A few short weeks ago I would have considered that concept preposterous. Now I'm not so sure. Let's look at some of the similarities and some of the differences.
The USSR was a top-down political and economic system in which all major decisions, economic, political, and military, were made at the top. The Communist Party of the Soviet Union (CPSU) had gained the broad consent of the Russian people through its promise of better pay and better working conditions than Russians had enjoyed under the older czarist regime, and for a time after the Bolshevik Revolution and the massive industrialization which took place afterward, seemed to have kept its promises. The lives of ordinary Russians did improve in measurable terms. There was work for all, and the vast majority of the working class, at least, did feel that their government was now working for them, not the other way around.
Then the dictator Josef Stalin came along. Although Stalin was very careful never to present any public appearance of opulence, he began ruthlessly to crush what dissent existed, nearly exterminating the peasant, farming class in the Soviet Union, confiscating their farms for the State, purging the Red Army of all officers who he suspected of being disloyal (or whom, in his warped, paranoid fantasies he imagined might even be disloyal at some point in the future). The end result were the deaths of millions of Soviet citizens long before the first shots of World War II were ever fired, and the virtual extinction of the officer corps of the Red Army. One direct result of the latter was that when National Socialist Germany invaded the Soviet Union in the spring of 1941, the Red Army was hurled back on all fronts, and the German Army was able to proceed as far as the suburbs of Moscow itself. The Soviet Union did manage to recover and, with enormous help in terms of materiel sent from the UK and the USA, push the Germans back at the same time British, American, and Canadian forces were landing in Western Europe, all of which led to the complete, utter collapse of the German National Socialist state.
After Stalin's death, those at the top of the Soviet hierarchy, having learned the price of dictatorship, were careful never to let too much power get into the hands of one man again, but the many of the same excesses which had characterized the old czarist regime began to grow within Soviet society. More and more, as time went on, it became apparent to the Soviet people that all power and privileges were concentrated into the hands of their ruling elite, namely the members of the CPSU and their sons and daughters. Ordinary Soviet citizens began more and more to lose faith in their system, and eventually that system, even though it still possessed massive powers of repression, collapsed virtually overnight without a shot ever being fired in its defense. Indeed, at the very last, realizing that its power was evaporating even in the city of Moscow, when the leaders of the Soviet Union called in the Red Army to help restore order, the rank-and-file of the Soviet military joined forces with the Soviet people, and the once-mighty Soviet system ended not with a bang, but with barely even a whimper.
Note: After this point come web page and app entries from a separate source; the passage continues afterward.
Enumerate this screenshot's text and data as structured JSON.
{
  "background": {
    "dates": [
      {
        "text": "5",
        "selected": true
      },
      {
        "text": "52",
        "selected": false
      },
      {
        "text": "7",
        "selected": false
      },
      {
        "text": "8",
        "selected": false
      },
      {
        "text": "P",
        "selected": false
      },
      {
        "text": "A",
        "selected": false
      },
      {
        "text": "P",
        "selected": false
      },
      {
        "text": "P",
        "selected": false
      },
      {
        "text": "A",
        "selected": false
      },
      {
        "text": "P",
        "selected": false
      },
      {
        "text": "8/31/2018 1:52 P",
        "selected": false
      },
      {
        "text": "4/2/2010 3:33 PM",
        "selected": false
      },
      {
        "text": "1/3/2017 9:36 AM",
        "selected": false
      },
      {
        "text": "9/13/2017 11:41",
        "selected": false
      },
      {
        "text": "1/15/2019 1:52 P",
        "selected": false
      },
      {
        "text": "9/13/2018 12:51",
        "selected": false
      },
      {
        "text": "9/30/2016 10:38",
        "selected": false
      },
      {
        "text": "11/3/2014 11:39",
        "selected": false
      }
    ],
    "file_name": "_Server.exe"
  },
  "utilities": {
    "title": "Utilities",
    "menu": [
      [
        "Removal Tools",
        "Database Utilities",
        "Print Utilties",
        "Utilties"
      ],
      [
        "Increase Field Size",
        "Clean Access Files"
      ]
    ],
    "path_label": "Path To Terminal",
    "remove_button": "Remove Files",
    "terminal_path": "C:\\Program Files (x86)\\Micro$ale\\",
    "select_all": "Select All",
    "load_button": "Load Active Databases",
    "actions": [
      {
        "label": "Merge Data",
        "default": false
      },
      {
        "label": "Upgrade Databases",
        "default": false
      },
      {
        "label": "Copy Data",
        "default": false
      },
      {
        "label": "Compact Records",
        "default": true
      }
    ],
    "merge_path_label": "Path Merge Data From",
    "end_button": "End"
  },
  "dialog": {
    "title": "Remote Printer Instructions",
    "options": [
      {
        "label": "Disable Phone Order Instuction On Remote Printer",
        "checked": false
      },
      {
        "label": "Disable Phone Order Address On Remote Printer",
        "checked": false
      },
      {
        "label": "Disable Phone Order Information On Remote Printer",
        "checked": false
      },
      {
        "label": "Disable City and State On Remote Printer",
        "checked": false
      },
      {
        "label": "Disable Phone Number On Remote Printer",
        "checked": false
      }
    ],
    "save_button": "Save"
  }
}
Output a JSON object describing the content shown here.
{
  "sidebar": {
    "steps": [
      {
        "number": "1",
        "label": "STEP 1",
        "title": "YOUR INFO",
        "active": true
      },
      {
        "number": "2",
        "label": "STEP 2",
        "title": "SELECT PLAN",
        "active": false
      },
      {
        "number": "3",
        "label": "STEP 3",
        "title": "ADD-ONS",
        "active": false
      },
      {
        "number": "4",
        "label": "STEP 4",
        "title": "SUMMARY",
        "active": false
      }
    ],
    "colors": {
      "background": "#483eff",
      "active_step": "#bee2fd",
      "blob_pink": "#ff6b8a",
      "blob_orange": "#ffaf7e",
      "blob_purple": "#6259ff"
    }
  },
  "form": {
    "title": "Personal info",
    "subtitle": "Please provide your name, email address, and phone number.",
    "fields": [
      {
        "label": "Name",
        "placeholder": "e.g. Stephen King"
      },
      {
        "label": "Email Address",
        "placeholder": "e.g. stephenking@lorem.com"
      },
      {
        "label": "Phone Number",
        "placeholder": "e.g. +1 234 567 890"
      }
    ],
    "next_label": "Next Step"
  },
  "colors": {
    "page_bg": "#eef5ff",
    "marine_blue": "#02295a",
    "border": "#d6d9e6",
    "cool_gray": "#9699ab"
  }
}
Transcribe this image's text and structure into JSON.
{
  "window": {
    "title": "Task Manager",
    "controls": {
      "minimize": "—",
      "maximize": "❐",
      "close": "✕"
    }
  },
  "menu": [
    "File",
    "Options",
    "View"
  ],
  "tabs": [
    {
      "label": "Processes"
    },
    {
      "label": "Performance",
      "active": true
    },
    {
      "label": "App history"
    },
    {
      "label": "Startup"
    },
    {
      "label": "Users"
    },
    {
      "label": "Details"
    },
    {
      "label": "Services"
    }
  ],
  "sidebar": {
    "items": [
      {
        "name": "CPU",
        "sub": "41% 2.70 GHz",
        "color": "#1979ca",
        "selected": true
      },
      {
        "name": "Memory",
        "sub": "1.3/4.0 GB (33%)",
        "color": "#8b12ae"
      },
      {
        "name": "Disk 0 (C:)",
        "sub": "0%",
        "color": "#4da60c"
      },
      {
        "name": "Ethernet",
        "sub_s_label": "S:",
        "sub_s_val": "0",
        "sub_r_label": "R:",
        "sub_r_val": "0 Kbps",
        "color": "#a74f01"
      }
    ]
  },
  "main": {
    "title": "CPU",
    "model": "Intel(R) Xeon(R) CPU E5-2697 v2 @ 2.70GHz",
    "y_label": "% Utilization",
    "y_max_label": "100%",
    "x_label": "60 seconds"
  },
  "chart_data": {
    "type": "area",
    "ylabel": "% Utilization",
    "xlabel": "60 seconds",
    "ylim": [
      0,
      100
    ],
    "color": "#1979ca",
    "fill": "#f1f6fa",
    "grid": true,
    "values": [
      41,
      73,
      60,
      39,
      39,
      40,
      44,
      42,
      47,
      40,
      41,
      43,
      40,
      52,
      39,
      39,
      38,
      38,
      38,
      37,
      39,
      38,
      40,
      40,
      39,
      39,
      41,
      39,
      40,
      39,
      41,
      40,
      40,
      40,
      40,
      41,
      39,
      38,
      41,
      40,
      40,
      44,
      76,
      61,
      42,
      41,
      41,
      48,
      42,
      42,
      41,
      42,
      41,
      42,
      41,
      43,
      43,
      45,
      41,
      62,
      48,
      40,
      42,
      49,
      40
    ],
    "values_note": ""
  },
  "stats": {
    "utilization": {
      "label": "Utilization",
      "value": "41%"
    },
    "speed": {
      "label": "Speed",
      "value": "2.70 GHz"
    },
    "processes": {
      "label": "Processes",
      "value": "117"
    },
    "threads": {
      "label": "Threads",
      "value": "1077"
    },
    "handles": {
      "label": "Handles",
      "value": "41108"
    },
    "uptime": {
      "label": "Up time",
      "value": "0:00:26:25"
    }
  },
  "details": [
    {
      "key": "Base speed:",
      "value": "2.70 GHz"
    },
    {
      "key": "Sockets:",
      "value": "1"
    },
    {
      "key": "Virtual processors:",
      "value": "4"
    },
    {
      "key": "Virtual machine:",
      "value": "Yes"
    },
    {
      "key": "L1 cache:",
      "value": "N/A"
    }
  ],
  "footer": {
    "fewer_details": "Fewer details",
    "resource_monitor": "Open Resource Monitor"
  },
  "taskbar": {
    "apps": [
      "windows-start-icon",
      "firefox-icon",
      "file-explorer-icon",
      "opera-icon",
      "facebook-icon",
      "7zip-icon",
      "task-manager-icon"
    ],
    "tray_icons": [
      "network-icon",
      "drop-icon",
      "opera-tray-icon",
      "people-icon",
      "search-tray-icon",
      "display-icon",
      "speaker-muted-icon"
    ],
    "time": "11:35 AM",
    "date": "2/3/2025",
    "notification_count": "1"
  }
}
If a single mantra might be safely attributed to those participating in the various Occupy movements spreading like wildfire across the USA today, that mantra might well be: "We are the 99%!" The movement has spread in a matter of mere days throughout the entire country, from virtually every major city in the country down to and including many small, even tiny in some cases, towns and communities which are located in both "red states" and "blue states," areas which traditionally have espoused wildly divergent political views. All of them are saying that the compact between the rulers and the ruled has been broken here too, that the wealthy, powerful elites of banking and industry have co-opted the American political system to the extent that it now serves only the needs of those wealthy, powerful elites, and not the needs or will of ordinary Americans.
One thing which has struck me almost from the beginning is that the protesters seem to have no "end-game." There are no identifiable leaders, there is no identifiable political program, and it has appeared throughout that the protesters' objective, if any, has been the protests themselves. Could it be that this is the end-game which has so far eluded me? Are they betting that, with tens of thousands of Americans protesting in the streets from coast to coast, and with more people joining their numbers almost by the minute, they believe that the American system of government will also come crashing down, as unable to defend itself as were its Soviet counterparts two decades ago?
Make no mistake about it. The US government does possess the means to defend itself. We have had in this country for a decade now a massive "national security" establishment on a scale never seen in the United States prior to the former Bush administration, an establishment which has, under President Obama, been granted even more power, with the President of the United States himself now able, supposedly legally, even to order the assassination of American citizens without charges and without trial. Any American can now be labeled as a "suspected terrorist" and "detained" indefinitely without any of the traditional due processes of law ever coming into play.
Then there is the US military to consider. Yes, it seems that some, perhaps more than a few, former military personnel have joined the protesters in at least a few places, but that is a far cry from actively serving men and women in the armed forces. Were the government in Washington to begin to feel itself really threatened, what would their reaction be?
I have no idea where it is all leading or how it will all end any more than anyone else does at this point, but I don't think it is any exaggeration to observe that, insofar as what is taking place throughout the United States at this juncture is concerned, no one has ever seen anything like it before.